Yet, not all veterans will be eligible for the added caregiver assistance despite having an ailment that the VA acknowledges is related to their military service.
In 2008, a VA-commissioned study found that veterans are 50 percent more likely to have amyotrophic lateral sclerosis (ALS), better known as Lou Gehrig's disease, than non-veterans. Later, ALS was made a presumptive compensable illness, meaning veterans are not required to prove when they acquired the disease.
More than 4,000 veterans received clinical services from the Veterans Health Administration during the 2019 fiscal year. This estimate does not include veterans who received services before 2019 or those not enrolled in the VA system.
"It's taken a long time for the VA to catch up to what the needs are for these veterans,” says Mary Ward of Wilmington, North Carolina. She cares for her 65-year-old husband, Tom Ward, who served in the Marine Corps and now has ALS.
"If I had a wish list — what do you want for Christmas? — I would like to have a subject-matter expert case manager at the VA who could track down the things that I need for Tom,” she says.

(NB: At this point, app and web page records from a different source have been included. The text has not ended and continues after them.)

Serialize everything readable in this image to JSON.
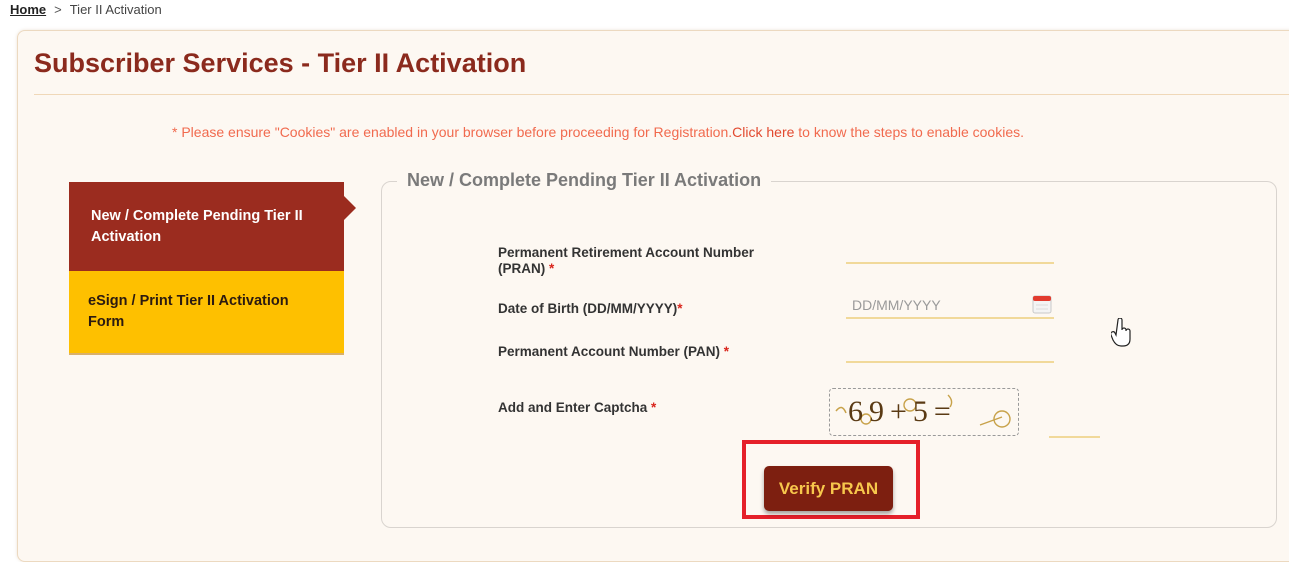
{
  "breadcrumb": {
    "home": "Home",
    "separator": ">",
    "current": "Tier II Activation"
  },
  "page_title": "Subscriber Services - Tier II Activation",
  "cookie_notice": {
    "before": "* Please ensure \"Cookies\" are enabled in your browser before proceeding for Registration.",
    "link": "Click here",
    "after": " to know the steps to enable cookies."
  },
  "tabs": [
    {
      "label": "New / Complete Pending Tier II Activation",
      "active": true
    },
    {
      "label": "eSign / Print Tier II Activation Form",
      "active": false
    }
  ],
  "form": {
    "legend": "New / Complete Pending Tier II Activation",
    "pran_label": "Permanent Retirement Account Number (PRAN)",
    "pran_value": "",
    "dob_label": "Date of Birth (DD/MM/YYYY)",
    "dob_placeholder": "DD/MM/YYYY",
    "pan_label": "Permanent Account Number (PAN)",
    "pan_value": "",
    "captcha_label": "Add and Enter Captcha",
    "captcha_text": "69+5=",
    "required_mark": "*",
    "submit_label": "Verify PRAN"
  },
  "colors": {
    "brand": "#9b2c1f",
    "accent_yellow": "#fec000",
    "notice": "#f16a4e",
    "highlight": "#e5202a"
  },
  "icons": {
    "calendar": "calendar-icon",
    "cursor": "hand-pointer-icon"
  }
}
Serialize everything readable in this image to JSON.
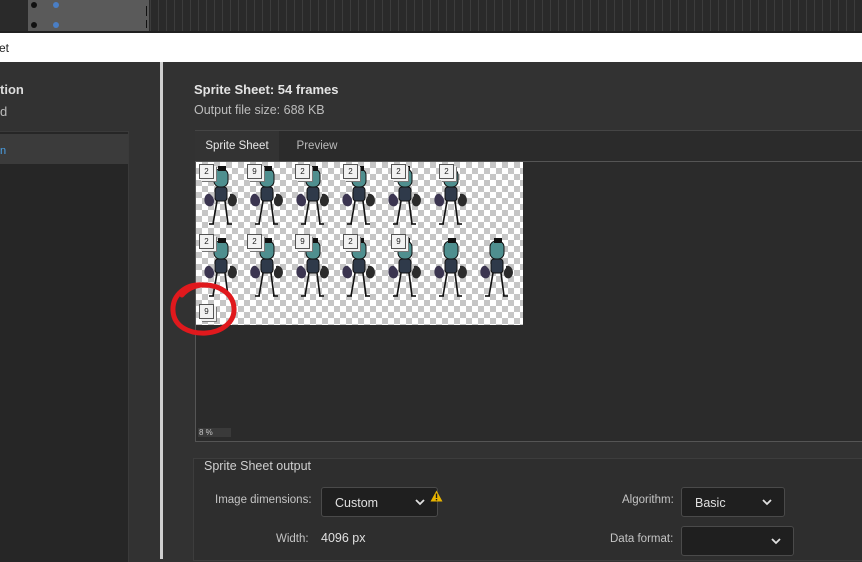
{
  "titlebar": {
    "title_fragment": "et"
  },
  "left_panel": {
    "heading_fragment": "tion",
    "sub_fragment": "d",
    "selected_item_fragment": "n"
  },
  "sheet": {
    "title": "Sprite Sheet: 54 frames",
    "file_size": "Output file size: 688 KB"
  },
  "tabs": [
    {
      "label": "Sprite Sheet",
      "active": true
    },
    {
      "label": "Preview",
      "active": false
    }
  ],
  "preview": {
    "zoom": "8 %",
    "frame_badges": [
      "2",
      "9",
      "2",
      "2",
      "2",
      "2",
      "2",
      "2",
      "9",
      "2",
      "9",
      "9"
    ]
  },
  "output": {
    "section_label": "Sprite Sheet output",
    "image_dimensions_label": "Image dimensions:",
    "image_dimensions_value": "Custom",
    "algorithm_label": "Algorithm:",
    "algorithm_value": "Basic",
    "width_label": "Width:",
    "width_value": "4096 px",
    "data_format_label": "Data format:",
    "data_format_value": ""
  },
  "icons": {
    "warning": "warning-icon",
    "chevron": "chevron-down-icon"
  },
  "colors": {
    "accent": "#4aa0e6",
    "annotation": "#e0191d",
    "warning": "#e8b400"
  }
}
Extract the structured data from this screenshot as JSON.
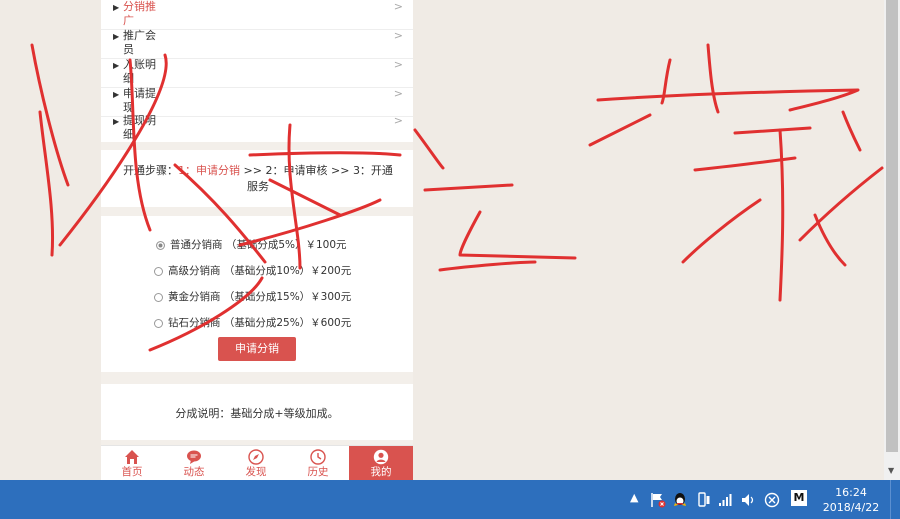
{
  "menu": {
    "items": [
      {
        "label": "分销推广",
        "active": true
      },
      {
        "label": "推广会员",
        "active": false
      },
      {
        "label": "入账明细",
        "active": false
      },
      {
        "label": "申请提现",
        "active": false
      },
      {
        "label": "提现明细",
        "active": false
      }
    ],
    "chevron": ">"
  },
  "steps": {
    "prefix": "开通步骤：",
    "step1": "1：申请分销",
    "sep1": " >> ",
    "step2": "2：申请审核",
    "sep2": " >> ",
    "step3": "3：开通服务"
  },
  "levels": {
    "options": [
      {
        "label": "普通分销商 （基础分成5%）￥100元",
        "selected": true
      },
      {
        "label": "高级分销商 （基础分成10%）￥200元",
        "selected": false
      },
      {
        "label": "黄金分销商 （基础分成15%）￥300元",
        "selected": false
      },
      {
        "label": "钻石分销商 （基础分成25%）￥600元",
        "selected": false
      }
    ],
    "apply_button": "申请分销"
  },
  "note": {
    "text": "分成说明：基础分成+等级加成。"
  },
  "tabbar": {
    "tabs": [
      {
        "label": "首页",
        "icon": "home-icon",
        "active": false
      },
      {
        "label": "动态",
        "icon": "chat-icon",
        "active": false
      },
      {
        "label": "发现",
        "icon": "compass-icon",
        "active": false
      },
      {
        "label": "历史",
        "icon": "clock-icon",
        "active": false
      },
      {
        "label": "我的",
        "icon": "user-icon",
        "active": true
      }
    ]
  },
  "taskbar": {
    "time": "16:24",
    "date": "2018/4/22",
    "tray_m": "M"
  },
  "colors": {
    "accent": "#d9534f",
    "scribble": "#e03030",
    "taskbar": "#2d6fbd"
  }
}
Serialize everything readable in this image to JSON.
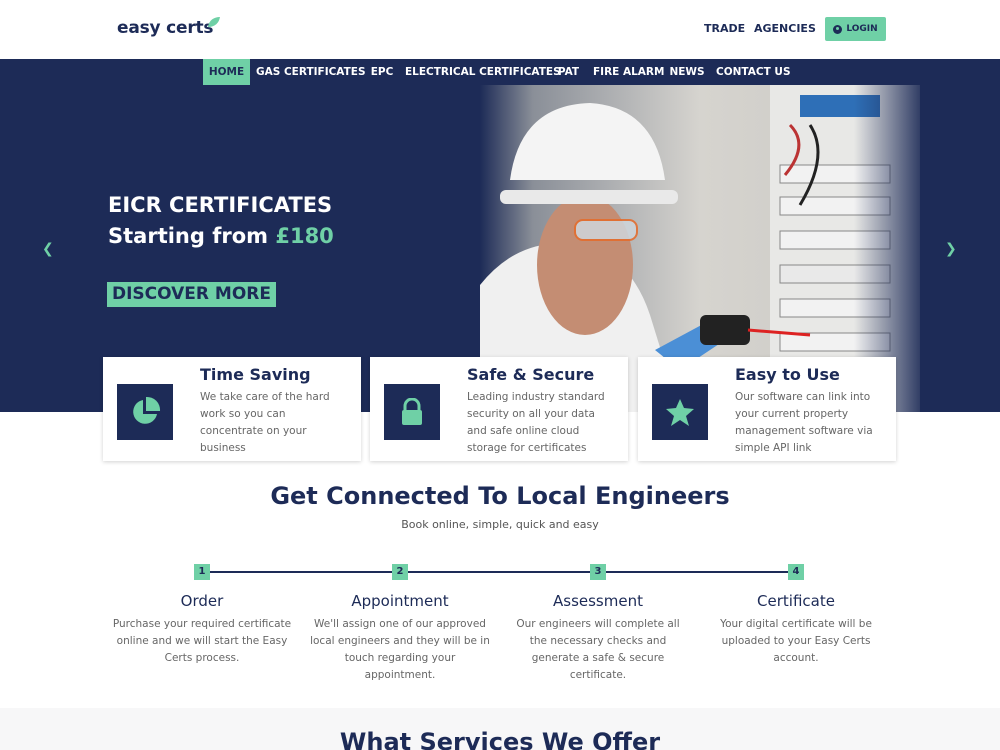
{
  "header": {
    "logo_text": "easy certs",
    "links": [
      "TRADE",
      "AGENCIES"
    ],
    "login_label": "LOGIN"
  },
  "nav": {
    "items": [
      {
        "label": "HOME",
        "active": true
      },
      {
        "label": "GAS CERTIFICATES"
      },
      {
        "label": "EPC"
      },
      {
        "label": "ELECTRICAL CERTIFICATES"
      },
      {
        "label": "PAT"
      },
      {
        "label": "FIRE ALARM"
      },
      {
        "label": "NEWS"
      },
      {
        "label": "CONTACT US"
      }
    ]
  },
  "hero": {
    "title_line1": "EICR CERTIFICATES",
    "title_line2_prefix": "Starting from ",
    "title_line2_price": "£180",
    "cta_label": "DISCOVER MORE",
    "prev_icon": "chevron-left-icon",
    "next_icon": "chevron-right-icon"
  },
  "features": [
    {
      "title": "Time Saving",
      "text": "We take care of the hard work so you can concentrate on your business",
      "icon": "pie-chart-icon"
    },
    {
      "title": "Safe & Secure",
      "text": "Leading industry standard security on all your data and safe online cloud storage for certificates",
      "icon": "lock-icon"
    },
    {
      "title": "Easy to Use",
      "text": "Our software can link into your current property management software via simple API link",
      "icon": "star-icon"
    }
  ],
  "connect": {
    "title": "Get Connected To Local Engineers",
    "subtitle": "Book online, simple, quick and easy",
    "steps": [
      {
        "num": "1",
        "title": "Order",
        "text": "Purchase your required certificate online and we will start the Easy Certs process."
      },
      {
        "num": "2",
        "title": "Appointment",
        "text": "We'll assign one of our approved local engineers and they will be in touch regarding your appointment."
      },
      {
        "num": "3",
        "title": "Assessment",
        "text": "Our engineers will complete all the necessary checks and generate a safe & secure certificate."
      },
      {
        "num": "4",
        "title": "Certificate",
        "text": "Your digital certificate will be uploaded to your Easy Certs account."
      }
    ]
  },
  "services": {
    "title": "What Services We Offer"
  },
  "colors": {
    "navy": "#1d2b57",
    "mint": "#6fd0a6"
  }
}
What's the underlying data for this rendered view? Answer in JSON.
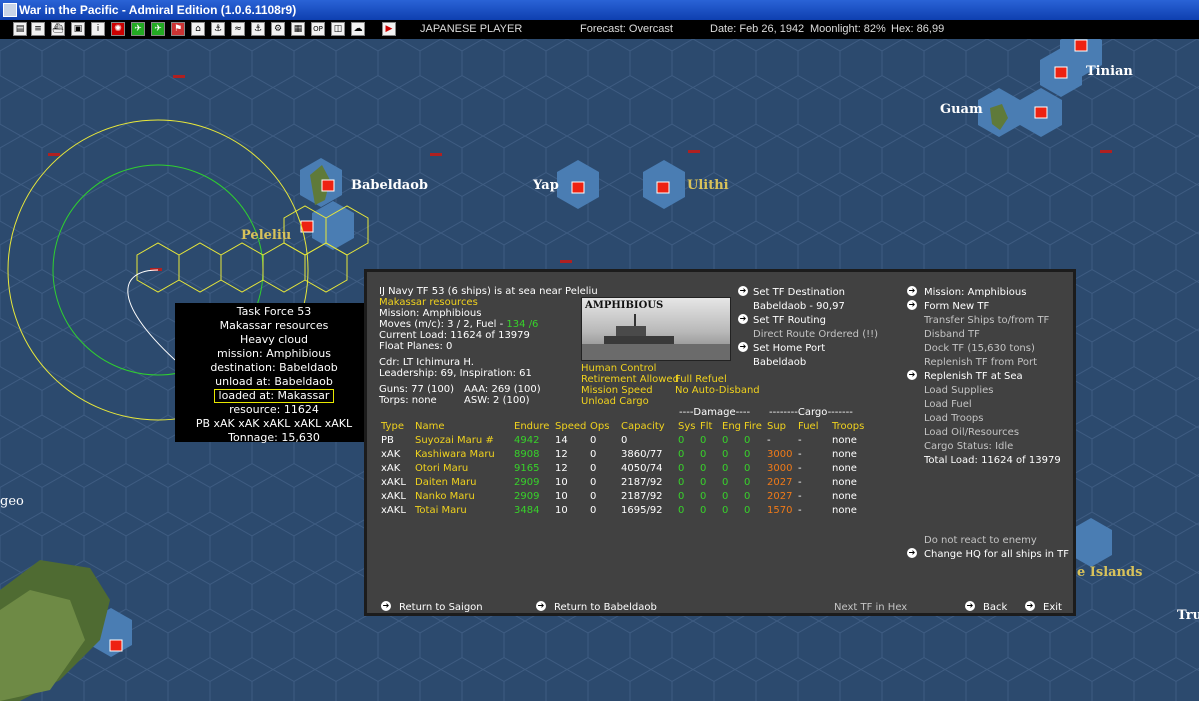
{
  "window": {
    "title": "War in the Pacific - Admiral Edition (1.0.6.1108r9)"
  },
  "status_bar": {
    "player": "JAPANESE PLAYER",
    "forecast": "Forecast: Overcast",
    "date": "Date: Feb 26, 1942",
    "moonlight": "Moonlight: 82%",
    "hex": "Hex: 86,99"
  },
  "toolbar_icons": [
    "report-icon",
    "list-icon",
    "ship-icon",
    "base-icon",
    "info-icon",
    "flag-icon",
    "aircraft-icon",
    "plane-icon",
    "flag-icon",
    "tank-icon",
    "fleet-icon",
    "sub-icon",
    "convoy-icon",
    "settings-icon",
    "op-icon",
    "db-icon",
    "weather-icon",
    "play-icon"
  ],
  "map_labels": {
    "babeldaob": "Babeldaob",
    "peleliu": "Peleliu",
    "yap": "Yap",
    "ulithi": "Ulithi",
    "guam": "Guam",
    "tinian": "Tinian",
    "islands": "e Islands",
    "geo": "geo",
    "tru": "Tru"
  },
  "popup": {
    "lines": [
      "Task Force 53",
      "Makassar resources",
      "Heavy cloud",
      "mission: Amphibious",
      "destination: Babeldaob",
      "unload at: Babeldaob"
    ],
    "loaded_at": "loaded at: Makassar",
    "lines2": [
      "resource: 11624",
      "PB xAK xAK xAKL xAKL xAKL",
      "Tonnage: 15,630"
    ]
  },
  "tf": {
    "header": "IJ Navy TF 53 (6 ships) is at sea near Peleliu",
    "name": "Makassar resources",
    "mission": "Mission: Amphibious",
    "moves_prefix": "Moves (m/c): 3 / 2, Fuel - ",
    "fuel": "134 /6",
    "current_load": "Current Load: 11624 of 13979",
    "float_planes": "Float Planes: 0",
    "cdr": "Cdr: LT Ichimura H.",
    "leadership": "Leadership: 69, Inspiration: 61",
    "guns": "Guns: 77 (100)",
    "aaa": "AAA: 269 (100)",
    "torps": "Torps: none",
    "asw": "ASW: 2 (100)",
    "photo_label": "AMPHIBIOUS",
    "flags": [
      "Human Control",
      "Retirement Allowed",
      "Mission Speed",
      "Unload Cargo"
    ],
    "flags2": [
      "Full Refuel",
      "No Auto-Disband"
    ]
  },
  "middle_actions": {
    "set_destination": "Set TF Destination",
    "destination_value": "Babeldaob - 90,97",
    "set_routing": "Set TF Routing",
    "routing_value": "Direct Route Ordered (!!)",
    "set_home_port": "Set Home Port",
    "home_port_value": "Babeldaob"
  },
  "right_actions": {
    "mission": "Mission: Amphibious",
    "form_new_tf": "Form New TF",
    "transfer": "Transfer Ships to/from TF",
    "disband": "Disband TF",
    "dock": "Dock TF (15,630 tons)",
    "replenish_port": "Replenish TF from Port",
    "replenish_sea": "Replenish TF at Sea",
    "load_supplies": "Load Supplies",
    "load_fuel": "Load Fuel",
    "load_troops": "Load Troops",
    "load_oil": "Load Oil/Resources",
    "cargo_status": "Cargo Status: Idle",
    "total_load": "Total Load: 11624 of 13979",
    "do_not_react": "Do not react to enemy",
    "change_hq": "Change HQ for all ships in TF"
  },
  "table": {
    "group_damage": "----Damage----",
    "group_cargo": "--------Cargo-------",
    "headers": [
      "Type",
      "Name",
      "Endure",
      "Speed",
      "Ops",
      "Capacity",
      "Sys",
      "Flt",
      "Eng",
      "Fire",
      "Sup",
      "Fuel",
      "Troops"
    ],
    "rows": [
      [
        "PB",
        "Suyozai Maru #",
        "4942",
        "14",
        "0",
        "0",
        "0",
        "0",
        "0",
        "0",
        "-",
        "-",
        "none"
      ],
      [
        "xAK",
        "Kashiwara Maru",
        "8908",
        "12",
        "0",
        "3860/77",
        "0",
        "0",
        "0",
        "0",
        "3000",
        "-",
        "none"
      ],
      [
        "xAK",
        "Otori Maru",
        "9165",
        "12",
        "0",
        "4050/74",
        "0",
        "0",
        "0",
        "0",
        "3000",
        "-",
        "none"
      ],
      [
        "xAKL",
        "Daiten Maru",
        "2909",
        "10",
        "0",
        "2187/92",
        "0",
        "0",
        "0",
        "0",
        "2027",
        "-",
        "none"
      ],
      [
        "xAKL",
        "Nanko Maru",
        "2909",
        "10",
        "0",
        "2187/92",
        "0",
        "0",
        "0",
        "0",
        "2027",
        "-",
        "none"
      ],
      [
        "xAKL",
        "Totai Maru",
        "3484",
        "10",
        "0",
        "1695/92",
        "0",
        "0",
        "0",
        "0",
        "1570",
        "-",
        "none"
      ]
    ]
  },
  "footer": {
    "return_saigon": "Return to Saigon",
    "return_babeldaob": "Return to Babeldaob",
    "next_tf": "Next TF in Hex",
    "back": "Back",
    "exit": "Exit"
  },
  "colors": {
    "panel_bg": "#414141",
    "yellow_text": "#f0d21e",
    "green_text": "#37d22a",
    "orange_text": "#f07a18",
    "sea": "#2c4a6e"
  }
}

"We shouldn't have to spend valuable time and energy ensuring that our veteran receives the care and services they need,” says Lara Garey of Austin, Texas. She is also an Elizabeth Dole fellow and caregiver for her 51-year-old husband Tom Garey, an Air Force veteran with ALS.
"We need to spend that precious time … making those memories that will carry us over after they pass,” she says. “We all know what the end result of this disease is: The veteran will die."
Despite both husbands serving during wartime, Ward and Garey say they don't believe their cases will be included in the caregiving expansion because ALS is a disease and not an injury.
When AARP asked whether a veteran with ALS would be eligible for the expanded caregiving benefit, a VA spokeswoman said the department “can't comment on regulations until they are made public” and eligibility is determined case by case.
Tiered system is complicated
Still others believe that the VA should offer caregiver benefits to all veterans regardless of injury.
Patti Shea of Tallahassee, Florida, has been a caregiver for her 80-year-old father, James Shea, who has dementia and chronic obstructive pulmonary disease. He served in the Marine Corps in Vietnam before the full campaign and therefore is ineligible for full aid and attendance benefits, a program that provides an additional pension.
She started caring for him in October 2011 when he didn't need constant help but in the past few years he has required “100 percent care,” she says.
In terms of what the veterans are eligible for, the VA benefits system is “very tiered,” she says. The benefits her father receives still include one month of respite a year, home health nurses and a home improvement grant.
Yet, if her father had qualified for aid and attendance, “the next tier up,” he would receive the nursing hours she says he needs.
"Fifteen hours a week is not a lot for somebody who is 100 percent dependent on everything,” Shea says.
"Any plan that will extend benefits to the caregivers is something we need more of,” she says. “We need to look out for the caregivers, especially the ones who are keeping their loved ones at home, because they're saving taxpayers tons of money."
Shea also cares for her mom, who has developed rheumatoid arthritis since the onset of her father's conditions.
"Decision-makers don't understand the ripple effect it (caregiving) has on caregivers,” she says. “Our social life suffers, our work life suffers, our mental health suffers, our bodies suffer.
"When my dad is having a really bad day and is yelling at me, it affects you,” Shea says. “It's hard to clear it out of your brain because this is my dad. My dad had never raised his voice at me once."
Veterans who don't qualify for the expansion can apply for the Program of General Caregiver Support Services, which includes education, peer mentoring, self-care courses and training. It is available for veterans of any era, regardless of illness or injury, who are enrolled for care in the Veterans Health Administration.